*** Data records ***
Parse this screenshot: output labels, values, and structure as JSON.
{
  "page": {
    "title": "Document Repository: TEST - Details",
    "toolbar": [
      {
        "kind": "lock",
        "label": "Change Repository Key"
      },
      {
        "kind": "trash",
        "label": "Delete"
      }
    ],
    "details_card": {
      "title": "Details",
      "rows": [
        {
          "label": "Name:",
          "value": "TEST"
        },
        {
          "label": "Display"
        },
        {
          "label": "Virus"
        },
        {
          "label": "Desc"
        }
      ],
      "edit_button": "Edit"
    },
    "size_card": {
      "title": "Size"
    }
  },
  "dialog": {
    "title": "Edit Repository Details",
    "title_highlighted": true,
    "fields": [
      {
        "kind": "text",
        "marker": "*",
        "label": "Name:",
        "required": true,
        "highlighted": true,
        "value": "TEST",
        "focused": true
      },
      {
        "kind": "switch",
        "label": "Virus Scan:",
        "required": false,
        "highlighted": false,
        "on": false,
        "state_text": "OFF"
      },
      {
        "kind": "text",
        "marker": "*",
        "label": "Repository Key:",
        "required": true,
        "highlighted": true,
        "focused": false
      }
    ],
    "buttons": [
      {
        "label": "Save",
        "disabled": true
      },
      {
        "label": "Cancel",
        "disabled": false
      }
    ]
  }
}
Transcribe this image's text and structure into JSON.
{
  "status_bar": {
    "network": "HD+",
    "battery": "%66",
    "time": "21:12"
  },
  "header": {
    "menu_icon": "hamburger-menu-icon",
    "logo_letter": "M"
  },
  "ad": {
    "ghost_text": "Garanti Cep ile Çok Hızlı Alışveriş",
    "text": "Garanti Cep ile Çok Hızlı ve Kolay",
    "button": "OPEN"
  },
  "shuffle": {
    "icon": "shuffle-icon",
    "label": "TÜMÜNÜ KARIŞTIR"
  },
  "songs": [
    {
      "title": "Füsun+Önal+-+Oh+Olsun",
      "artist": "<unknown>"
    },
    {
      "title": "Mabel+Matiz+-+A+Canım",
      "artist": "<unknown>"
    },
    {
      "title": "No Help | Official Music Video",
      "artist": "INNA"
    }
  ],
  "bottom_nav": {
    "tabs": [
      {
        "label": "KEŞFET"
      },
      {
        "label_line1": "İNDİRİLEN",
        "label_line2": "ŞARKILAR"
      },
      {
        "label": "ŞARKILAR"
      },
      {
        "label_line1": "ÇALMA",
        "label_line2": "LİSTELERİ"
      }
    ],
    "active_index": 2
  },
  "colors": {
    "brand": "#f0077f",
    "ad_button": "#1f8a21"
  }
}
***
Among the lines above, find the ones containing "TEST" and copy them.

    "title": "Document Repository: TEST - Details",
          "value": "TEST"
        "value": "TEST",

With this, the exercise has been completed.